# WORK TASK
From the listing below, copy each line that holds "month".

_ _ _ _

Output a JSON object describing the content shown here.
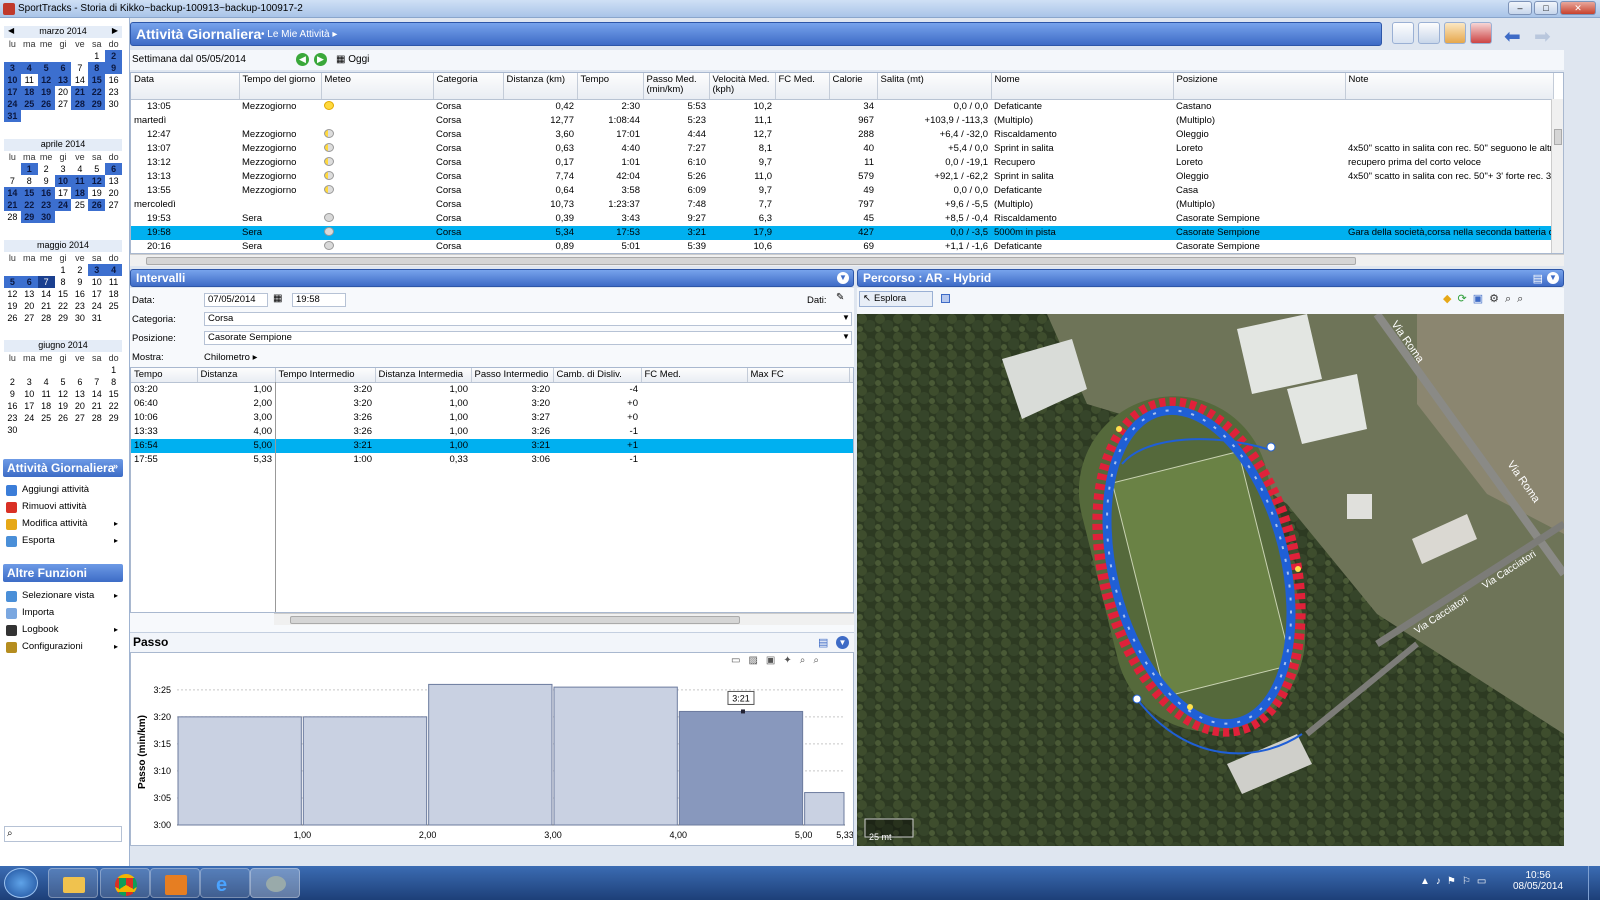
{
  "window": {
    "title": "SportTracks - Storia di Kikko~backup-100913~backup-100917-2"
  },
  "calendars": [
    {
      "month": "marzo 2014",
      "daynames": [
        "lu",
        "ma",
        "me",
        "gi",
        "ve",
        "sa",
        "do"
      ],
      "cells": [
        "",
        "",
        "",
        "",
        "",
        "1",
        "2",
        "3",
        "4",
        "5",
        "6",
        "7",
        "8",
        "9",
        "10",
        "11",
        "12",
        "13",
        "14",
        "15",
        "16",
        "17",
        "18",
        "19",
        "20",
        "21",
        "22",
        "23",
        "24",
        "25",
        "26",
        "27",
        "28",
        "29",
        "30",
        "31"
      ],
      "highlight": [
        "2",
        "3",
        "4",
        "5",
        "6",
        "8",
        "9",
        "10",
        "12",
        "13",
        "15",
        "17",
        "18",
        "19",
        "21",
        "22",
        "24",
        "25",
        "26",
        "28",
        "29",
        "31"
      ]
    },
    {
      "month": "aprile 2014",
      "daynames": [
        "lu",
        "ma",
        "me",
        "gi",
        "ve",
        "sa",
        "do"
      ],
      "cells": [
        "",
        "1",
        "2",
        "3",
        "4",
        "5",
        "6",
        "7",
        "8",
        "9",
        "10",
        "11",
        "12",
        "13",
        "14",
        "15",
        "16",
        "17",
        "18",
        "19",
        "20",
        "21",
        "22",
        "23",
        "24",
        "25",
        "26",
        "27",
        "28",
        "29",
        "30"
      ],
      "highlight": [
        "1",
        "6",
        "10",
        "11",
        "12",
        "14",
        "15",
        "16",
        "18",
        "21",
        "22",
        "23",
        "24",
        "26",
        "29",
        "30"
      ]
    },
    {
      "month": "maggio 2014",
      "daynames": [
        "lu",
        "ma",
        "me",
        "gi",
        "ve",
        "sa",
        "do"
      ],
      "cells": [
        "",
        "",
        "",
        "1",
        "2",
        "3",
        "4",
        "5",
        "6",
        "7",
        "8",
        "9",
        "10",
        "11",
        "12",
        "13",
        "14",
        "15",
        "16",
        "17",
        "18",
        "19",
        "20",
        "21",
        "22",
        "23",
        "24",
        "25",
        "26",
        "27",
        "28",
        "29",
        "30",
        "31"
      ],
      "highlight": [
        "3",
        "4",
        "5",
        "6",
        "7"
      ],
      "selected": "7"
    },
    {
      "month": "giugno 2014",
      "daynames": [
        "lu",
        "ma",
        "me",
        "gi",
        "ve",
        "sa",
        "do"
      ],
      "cells": [
        "",
        "",
        "",
        "",
        "",
        "",
        "1",
        "2",
        "3",
        "4",
        "5",
        "6",
        "7",
        "8",
        "9",
        "10",
        "11",
        "12",
        "13",
        "14",
        "15",
        "16",
        "17",
        "18",
        "19",
        "20",
        "21",
        "22",
        "23",
        "24",
        "25",
        "26",
        "27",
        "28",
        "29",
        "30"
      ],
      "highlight": []
    }
  ],
  "side": {
    "daily_header": "Attività Giornaliera",
    "daily_items": [
      {
        "label": "Aggiungi attività",
        "color": "#3b7dd8"
      },
      {
        "label": "Rimuovi attività",
        "color": "#d93025"
      },
      {
        "label": "Modifica attività",
        "color": "#e6a817"
      },
      {
        "label": "Esporta",
        "color": "#4a8fd8"
      }
    ],
    "other_header": "Altre Funzioni",
    "other_items": [
      {
        "label": "Selezionare vista",
        "color": "#4a8fd8"
      },
      {
        "label": "Importa",
        "color": "#7aa7e0"
      },
      {
        "label": "Logbook",
        "color": "#333"
      },
      {
        "label": "Configurazioni",
        "color": "#b58d1f"
      }
    ]
  },
  "main": {
    "title": "Attività Giornaliera",
    "breadcrumb": "Le Mie Attività",
    "week": "Settimana dal 05/05/2014",
    "today": "Oggi",
    "columns": [
      "Data",
      "Tempo del giorno",
      "Meteo",
      "Categoria",
      "Distanza (km)",
      "Tempo",
      "Passo Med. (min/km)",
      "Velocità Med. (kph)",
      "FC Med.",
      "Calorie",
      "Salita (mt)",
      "Nome",
      "Posizione",
      "Note"
    ],
    "rows": [
      {
        "data": "13:05",
        "tempo_giorno": "Mezzogiorno",
        "meteo": "sun",
        "cat": "Corsa",
        "dist": "0,42",
        "tempo": "2:30",
        "passo": "5:53",
        "vel": "10,2",
        "fc": "",
        "cal": "34",
        "salita": "0,0 / 0,0",
        "nome": "Defaticante",
        "pos": "Castano",
        "note": ""
      },
      {
        "data": "martedì",
        "tempo_giorno": "",
        "meteo": "",
        "cat": "Corsa",
        "dist": "12,77",
        "tempo": "1:08:44",
        "passo": "5:23",
        "vel": "11,1",
        "fc": "",
        "cal": "967",
        "salita": "+103,9 / -113,3",
        "nome": "(Multiplo)",
        "pos": "(Multiplo)",
        "note": "",
        "day": true
      },
      {
        "data": "12:47",
        "tempo_giorno": "Mezzogiorno",
        "meteo": "pc",
        "cat": "Corsa",
        "dist": "3,60",
        "tempo": "17:01",
        "passo": "4:44",
        "vel": "12,7",
        "fc": "",
        "cal": "288",
        "salita": "+6,4 / -32,0",
        "nome": "Riscaldamento",
        "pos": "Oleggio",
        "note": ""
      },
      {
        "data": "13:07",
        "tempo_giorno": "Mezzogiorno",
        "meteo": "pc",
        "cat": "Corsa",
        "dist": "0,63",
        "tempo": "4:40",
        "passo": "7:27",
        "vel": "8,1",
        "fc": "",
        "cal": "40",
        "salita": "+5,4 / 0,0",
        "nome": "Sprint in salita",
        "pos": "Loreto",
        "note": "4x50\" scatto in salita con rec. 50\" seguono le altre"
      },
      {
        "data": "13:12",
        "tempo_giorno": "Mezzogiorno",
        "meteo": "pc",
        "cat": "Corsa",
        "dist": "0,17",
        "tempo": "1:01",
        "passo": "6:10",
        "vel": "9,7",
        "fc": "",
        "cal": "11",
        "salita": "0,0 / -19,1",
        "nome": "Recupero",
        "pos": "Loreto",
        "note": "recupero prima del corto veloce"
      },
      {
        "data": "13:13",
        "tempo_giorno": "Mezzogiorno",
        "meteo": "pc",
        "cat": "Corsa",
        "dist": "7,74",
        "tempo": "42:04",
        "passo": "5:26",
        "vel": "11,0",
        "fc": "",
        "cal": "579",
        "salita": "+92,1 / -62,2",
        "nome": "Sprint in salita",
        "pos": "Oleggio",
        "note": "4x50\" scatto in salita con rec. 50\"+ 3' forte rec. 3' d"
      },
      {
        "data": "13:55",
        "tempo_giorno": "Mezzogiorno",
        "meteo": "pc",
        "cat": "Corsa",
        "dist": "0,64",
        "tempo": "3:58",
        "passo": "6:09",
        "vel": "9,7",
        "fc": "",
        "cal": "49",
        "salita": "0,0 / 0,0",
        "nome": "Defaticante",
        "pos": "Casa",
        "note": ""
      },
      {
        "data": "mercoledì",
        "tempo_giorno": "",
        "meteo": "",
        "cat": "Corsa",
        "dist": "10,73",
        "tempo": "1:23:37",
        "passo": "7:48",
        "vel": "7,7",
        "fc": "",
        "cal": "797",
        "salita": "+9,6 / -5,5",
        "nome": "(Multiplo)",
        "pos": "(Multiplo)",
        "note": "",
        "day": true
      },
      {
        "data": "19:53",
        "tempo_giorno": "Sera",
        "meteo": "cl",
        "cat": "Corsa",
        "dist": "0,39",
        "tempo": "3:43",
        "passo": "9:27",
        "vel": "6,3",
        "fc": "",
        "cal": "45",
        "salita": "+8,5 / -0,4",
        "nome": "Riscaldamento",
        "pos": "Casorate Sempione",
        "note": ""
      },
      {
        "data": "19:58",
        "tempo_giorno": "Sera",
        "meteo": "cl",
        "cat": "Corsa",
        "dist": "5,34",
        "tempo": "17:53",
        "passo": "3:21",
        "vel": "17,9",
        "fc": "",
        "cal": "427",
        "salita": "0,0 / -3,5",
        "nome": "5000m in pista",
        "pos": "Casorate Sempione",
        "note": "Gara della società,corsa nella seconda batteria co",
        "selected": true
      },
      {
        "data": "20:16",
        "tempo_giorno": "Sera",
        "meteo": "cl",
        "cat": "Corsa",
        "dist": "0,89",
        "tempo": "5:01",
        "passo": "5:39",
        "vel": "10,6",
        "fc": "",
        "cal": "69",
        "salita": "+1,1 / -1,6",
        "nome": "Defaticante",
        "pos": "Casorate Sempione",
        "note": ""
      }
    ]
  },
  "intervals": {
    "title": "Intervalli",
    "data_label": "Data:",
    "date": "07/05/2014",
    "time": "19:58",
    "dati_label": "Dati:",
    "categoria_label": "Categoria:",
    "categoria": "Corsa",
    "posizione_label": "Posizione:",
    "posizione": "Casorate Sempione",
    "mostra_label": "Mostra:",
    "mostra": "Chilometro",
    "columns": [
      "Tempo",
      "Distanza",
      "Tempo Intermedio",
      "Distanza Intermedia",
      "Passo Intermedio",
      "Camb. di Disliv.",
      "FC Med.",
      "Max FC",
      "M"
    ],
    "rows": [
      {
        "t": "03:20",
        "d": "1,00",
        "ti": "3:20",
        "di": "1,00",
        "pi": "3:20",
        "cd": "-4"
      },
      {
        "t": "06:40",
        "d": "2,00",
        "ti": "3:20",
        "di": "1,00",
        "pi": "3:20",
        "cd": "+0"
      },
      {
        "t": "10:06",
        "d": "3,00",
        "ti": "3:26",
        "di": "1,00",
        "pi": "3:27",
        "cd": "+0"
      },
      {
        "t": "13:33",
        "d": "4,00",
        "ti": "3:26",
        "di": "1,00",
        "pi": "3:26",
        "cd": "-1"
      },
      {
        "t": "16:54",
        "d": "5,00",
        "ti": "3:21",
        "di": "1,00",
        "pi": "3:21",
        "cd": "+1",
        "selected": true
      },
      {
        "t": "17:55",
        "d": "5,33",
        "ti": "1:00",
        "di": "0,33",
        "pi": "3:06",
        "cd": "-1"
      }
    ]
  },
  "passo": {
    "title": "Passo"
  },
  "chart_data": {
    "type": "bar",
    "title": "",
    "ylabel": "Passo (min/km)",
    "categories": [
      "1,00",
      "2,00",
      "3,00",
      "4,00",
      "5,00",
      "5,33"
    ],
    "values": [
      200,
      200,
      206,
      205.5,
      201,
      186
    ],
    "widths": [
      1,
      1,
      1,
      1,
      1,
      0.33
    ],
    "ytick_labels": [
      "3:00",
      "3:05",
      "3:10",
      "3:15",
      "3:20",
      "3:25"
    ],
    "yticks": [
      180,
      185,
      190,
      195,
      200,
      205
    ],
    "ylim": [
      180,
      207
    ],
    "highlight_index": 4,
    "highlight_label": "3:21",
    "grid": true
  },
  "map": {
    "title": "Percorso  : AR - Hybrid",
    "explore": "Esplora",
    "roads": [
      "Via Roma",
      "Via Roma",
      "Via Cacciatori",
      "Via Cacciatori"
    ],
    "scale": "25 mt"
  },
  "taskbar": {
    "time": "10:56",
    "date": "08/05/2014"
  },
  "colors": {
    "accent": "#3e6bc6",
    "selection": "#00b0f0",
    "route_red": "#e0213a",
    "route_blue": "#1f5fd6"
  }
}
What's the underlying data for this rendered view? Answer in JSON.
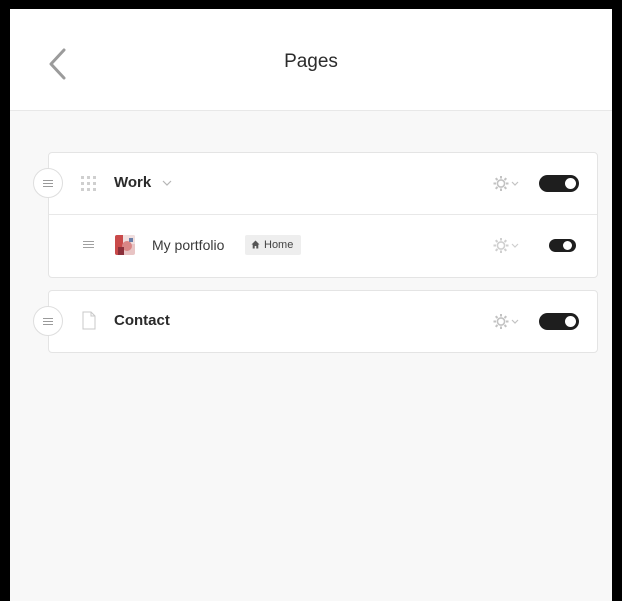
{
  "header": {
    "title": "Pages"
  },
  "pages": {
    "work": {
      "label": "Work",
      "enabled": true
    },
    "portfolio": {
      "label": "My portfolio",
      "badge": "Home",
      "enabled": true
    },
    "contact": {
      "label": "Contact",
      "enabled": true
    }
  },
  "icons": {
    "back": "chevron-left-icon",
    "drag": "drag-handle-icon",
    "grid": "grid-icon",
    "document": "document-icon",
    "gear": "gear-icon",
    "home": "home-icon"
  },
  "colors": {
    "background": "#f8f8f8",
    "card": "#ffffff",
    "toggle_on": "#1e1e1e"
  }
}
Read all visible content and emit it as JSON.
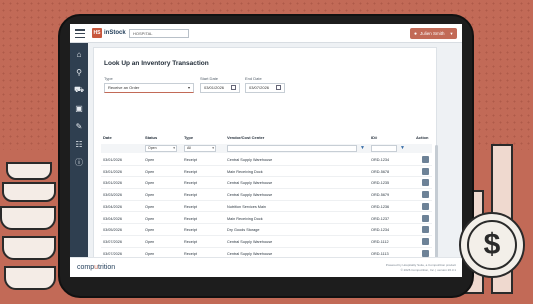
{
  "app": {
    "logo_badge": "HS",
    "name": "inStock",
    "location": "HOSPITAL",
    "user": "Julien Smith"
  },
  "sidebar": {
    "icons": [
      "home-icon",
      "search-icon",
      "truck-icon",
      "inventory-icon",
      "wrench-icon",
      "clipboard-icon",
      "help-icon"
    ]
  },
  "page": {
    "title": "Look Up an Inventory Transaction",
    "type_label": "Type",
    "type_value": "Receive an Order",
    "start_label": "Start Date",
    "start_value": "03/01/2026",
    "end_label": "End Date",
    "end_value": "03/07/2026"
  },
  "table": {
    "headers": [
      "Date",
      "Status",
      "Type",
      "Vendor/Cost Center",
      "ID#",
      "Action"
    ],
    "filters": {
      "status": "Open",
      "type": "All"
    },
    "rows": [
      {
        "date": "03/01/2026",
        "status": "Open",
        "type": "Receipt",
        "vendor": "Central Supply Warehouse",
        "id": "ORD-1234"
      },
      {
        "date": "03/01/2026",
        "status": "Open",
        "type": "Receipt",
        "vendor": "Main Receiving Dock",
        "id": "ORD-5678"
      },
      {
        "date": "03/01/2026",
        "status": "Open",
        "type": "Receipt",
        "vendor": "Central Supply Warehouse",
        "id": "ORD-1235"
      },
      {
        "date": "03/03/2026",
        "status": "Open",
        "type": "Receipt",
        "vendor": "Central Supply Warehouse",
        "id": "ORD-5679"
      },
      {
        "date": "03/04/2026",
        "status": "Open",
        "type": "Receipt",
        "vendor": "Nutrition Services Main",
        "id": "ORD-1236"
      },
      {
        "date": "03/04/2026",
        "status": "Open",
        "type": "Receipt",
        "vendor": "Main Receiving Dock",
        "id": "ORD-1237"
      },
      {
        "date": "03/05/2026",
        "status": "Open",
        "type": "Receipt",
        "vendor": "Dry Goods Storage",
        "id": "ORD-1234"
      },
      {
        "date": "03/07/2026",
        "status": "Open",
        "type": "Receipt",
        "vendor": "Central Supply Warehouse",
        "id": "ORD-1112"
      },
      {
        "date": "03/07/2026",
        "status": "Open",
        "type": "Receipt",
        "vendor": "Central Supply Warehouse",
        "id": "ORD-1113"
      }
    ]
  },
  "footer": {
    "brand_a": "comp",
    "brand_o": "u",
    "brand_b": "trition",
    "legal_1": "Powered by Hospitality Suite, a Computrition product",
    "legal_2": "© 2026 Computrition, Inc. | version 26.3.1"
  },
  "colors": {
    "accent": "#c26a57",
    "sidebar": "#2f3f50",
    "background": "#c26a57"
  }
}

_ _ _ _

# RESULT BELOW
      "month": "marzo 2014",
      "month": "aprile 2014",
      "month": "maggio 2014",
      "month": "giugno 2014",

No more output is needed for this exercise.